Fox's roughly 50 car selection is reportedly worth around $45 million, with highlights including a Ferrari F40, Jaguar XJ220, Mercedes-Benz 300SL 'Gullwing' (and Roadster), as well as a Porsche 550RS Spyder (a model made famous for all the wrong reasons by James Dean).
Tanti's metal manipulation skills would put Yuri Geller to shame, and his regular fettling and specialised fabrication work has helped keep the big-buck stable in pristine, fully-operational condition.
Along the way he's developed side projects including a role as co-presenter of Car Chronicles on the Discovery Channel (Turbo), developing the striking FR-1, and (electric) FR-2 concepts spawned by his not-for-profit Auto Horizon Foundation, and he even found time to create dramatic sculptures that have been exhibited in the Heidi Museum of Modern Art and the National Museum of Australia.
This year, Brian decided to strike out on his own, heading north from Melbourne to set up an uber-cool workshop and function space in Artarmon on Sydney's Lower-North Shore.
Oversteer was invited to the official launch of Brian Tanti's Workshop (BTW), and it soon became obvious why Tanti is well known as a compelling public speaker.
In his welcome speech Brian made it clear he's a champion for the development of manual craft skills; building a regard for the integrity of design and engineering, and training in those areas.

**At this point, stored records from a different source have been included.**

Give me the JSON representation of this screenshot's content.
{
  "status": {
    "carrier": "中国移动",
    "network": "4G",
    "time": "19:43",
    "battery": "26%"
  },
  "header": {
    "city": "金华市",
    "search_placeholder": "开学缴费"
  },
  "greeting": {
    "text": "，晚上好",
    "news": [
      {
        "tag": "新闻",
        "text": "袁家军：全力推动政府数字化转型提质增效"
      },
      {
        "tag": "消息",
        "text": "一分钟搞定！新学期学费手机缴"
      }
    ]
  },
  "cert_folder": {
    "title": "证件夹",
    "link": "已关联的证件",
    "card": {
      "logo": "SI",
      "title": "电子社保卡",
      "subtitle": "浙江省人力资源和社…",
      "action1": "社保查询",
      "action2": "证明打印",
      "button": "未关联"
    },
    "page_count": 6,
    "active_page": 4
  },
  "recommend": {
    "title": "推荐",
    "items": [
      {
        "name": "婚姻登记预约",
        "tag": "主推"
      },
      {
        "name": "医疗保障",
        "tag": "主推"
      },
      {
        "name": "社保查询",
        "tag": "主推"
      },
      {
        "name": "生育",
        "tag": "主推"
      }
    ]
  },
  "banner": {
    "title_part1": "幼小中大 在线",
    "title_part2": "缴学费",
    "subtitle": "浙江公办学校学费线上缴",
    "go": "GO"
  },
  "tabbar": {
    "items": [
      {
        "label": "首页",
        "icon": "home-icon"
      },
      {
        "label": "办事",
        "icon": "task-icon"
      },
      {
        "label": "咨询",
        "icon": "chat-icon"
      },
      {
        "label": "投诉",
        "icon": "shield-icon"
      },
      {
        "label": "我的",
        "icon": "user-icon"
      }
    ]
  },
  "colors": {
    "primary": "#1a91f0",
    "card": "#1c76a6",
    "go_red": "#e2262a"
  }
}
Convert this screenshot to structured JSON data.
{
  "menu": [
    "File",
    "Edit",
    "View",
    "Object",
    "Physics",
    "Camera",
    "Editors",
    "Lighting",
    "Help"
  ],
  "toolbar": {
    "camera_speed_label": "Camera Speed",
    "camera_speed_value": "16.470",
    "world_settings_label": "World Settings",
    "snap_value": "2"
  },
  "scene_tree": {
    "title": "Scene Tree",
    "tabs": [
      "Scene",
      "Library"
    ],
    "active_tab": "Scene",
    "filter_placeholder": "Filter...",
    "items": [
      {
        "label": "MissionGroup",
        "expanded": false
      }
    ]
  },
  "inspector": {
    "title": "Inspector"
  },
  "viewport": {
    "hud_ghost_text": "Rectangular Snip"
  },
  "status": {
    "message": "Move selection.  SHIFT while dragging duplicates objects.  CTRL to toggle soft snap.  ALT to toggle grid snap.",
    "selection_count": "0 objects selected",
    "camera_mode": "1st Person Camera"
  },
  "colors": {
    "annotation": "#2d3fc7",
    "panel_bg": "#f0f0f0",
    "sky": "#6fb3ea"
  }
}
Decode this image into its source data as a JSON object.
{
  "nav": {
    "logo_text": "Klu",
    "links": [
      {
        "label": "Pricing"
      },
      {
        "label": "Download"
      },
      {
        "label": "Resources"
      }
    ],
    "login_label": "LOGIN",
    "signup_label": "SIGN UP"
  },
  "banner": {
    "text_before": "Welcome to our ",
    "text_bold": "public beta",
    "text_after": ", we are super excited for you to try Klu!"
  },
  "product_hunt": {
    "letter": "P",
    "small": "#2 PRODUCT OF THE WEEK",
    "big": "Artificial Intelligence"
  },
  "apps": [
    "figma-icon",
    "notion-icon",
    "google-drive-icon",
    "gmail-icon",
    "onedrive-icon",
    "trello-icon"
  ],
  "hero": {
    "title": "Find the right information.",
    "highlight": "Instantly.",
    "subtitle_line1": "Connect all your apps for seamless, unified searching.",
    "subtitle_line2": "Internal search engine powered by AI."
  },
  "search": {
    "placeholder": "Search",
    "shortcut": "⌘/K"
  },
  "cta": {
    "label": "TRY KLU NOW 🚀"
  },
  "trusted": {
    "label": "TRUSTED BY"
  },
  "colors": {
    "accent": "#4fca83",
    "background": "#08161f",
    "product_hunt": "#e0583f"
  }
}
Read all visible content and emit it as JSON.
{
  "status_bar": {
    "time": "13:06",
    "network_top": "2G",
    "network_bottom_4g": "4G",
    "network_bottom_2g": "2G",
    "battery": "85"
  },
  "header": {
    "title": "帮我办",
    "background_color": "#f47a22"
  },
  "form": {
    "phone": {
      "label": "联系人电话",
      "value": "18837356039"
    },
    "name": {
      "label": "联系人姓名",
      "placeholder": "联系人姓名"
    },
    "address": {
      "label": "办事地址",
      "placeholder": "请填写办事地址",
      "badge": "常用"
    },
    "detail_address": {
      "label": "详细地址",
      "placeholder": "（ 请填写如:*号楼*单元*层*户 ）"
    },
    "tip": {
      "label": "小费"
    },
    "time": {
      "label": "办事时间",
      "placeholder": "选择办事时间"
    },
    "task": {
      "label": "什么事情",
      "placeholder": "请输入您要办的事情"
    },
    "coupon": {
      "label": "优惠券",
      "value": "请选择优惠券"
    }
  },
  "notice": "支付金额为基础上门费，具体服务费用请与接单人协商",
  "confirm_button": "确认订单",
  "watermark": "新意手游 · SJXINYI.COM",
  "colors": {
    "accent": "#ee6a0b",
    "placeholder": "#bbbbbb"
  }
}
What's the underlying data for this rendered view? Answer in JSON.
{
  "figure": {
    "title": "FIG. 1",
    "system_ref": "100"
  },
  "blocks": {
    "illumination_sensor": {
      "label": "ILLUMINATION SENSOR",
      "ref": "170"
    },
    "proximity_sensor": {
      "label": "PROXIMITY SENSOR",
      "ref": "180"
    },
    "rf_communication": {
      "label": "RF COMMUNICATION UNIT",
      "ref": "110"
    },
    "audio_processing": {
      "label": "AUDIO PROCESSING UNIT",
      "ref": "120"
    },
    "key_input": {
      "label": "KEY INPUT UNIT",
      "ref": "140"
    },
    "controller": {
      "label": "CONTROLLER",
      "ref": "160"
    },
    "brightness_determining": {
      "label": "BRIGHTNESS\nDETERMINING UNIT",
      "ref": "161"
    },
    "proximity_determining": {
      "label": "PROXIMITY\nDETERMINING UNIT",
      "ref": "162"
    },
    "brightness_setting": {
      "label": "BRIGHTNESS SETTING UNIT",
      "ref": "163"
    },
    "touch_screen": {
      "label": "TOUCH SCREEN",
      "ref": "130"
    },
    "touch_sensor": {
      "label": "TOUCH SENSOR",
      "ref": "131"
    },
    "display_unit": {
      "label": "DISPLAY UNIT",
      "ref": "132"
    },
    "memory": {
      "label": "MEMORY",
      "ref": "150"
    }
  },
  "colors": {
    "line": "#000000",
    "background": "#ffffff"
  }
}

He believes we're caring less about how well something is made because it's so cheap to replace. Why repair when it's easier to turf and buy new?
Of course, there's an environmental issue in there, but Tanti says, "This kind of learned helplessness is leaving us all bereft of something that's at the core of being human. A form of individual agency. The experience of seeing a direct effect of your actions in the world.
"Some of us are worried we're actually becoming stupider. And beginning to wonder if getting a handle on the world intellectually might actually depend on getting a grip on it in some literal, active sense."
He says if young people in particular spend more time making things, tinkering with things, maintaining them and repairing them, it's good for us all.
He adds that in Germany "if a smart and aspiring 16-year-old decides they want to be a prototype machinist at Mercedes-Benz, in that country that's a respectable aspiration to have." But not so much here.
In other words, kids should get off the computer and get on the tools.
And we say more power to him.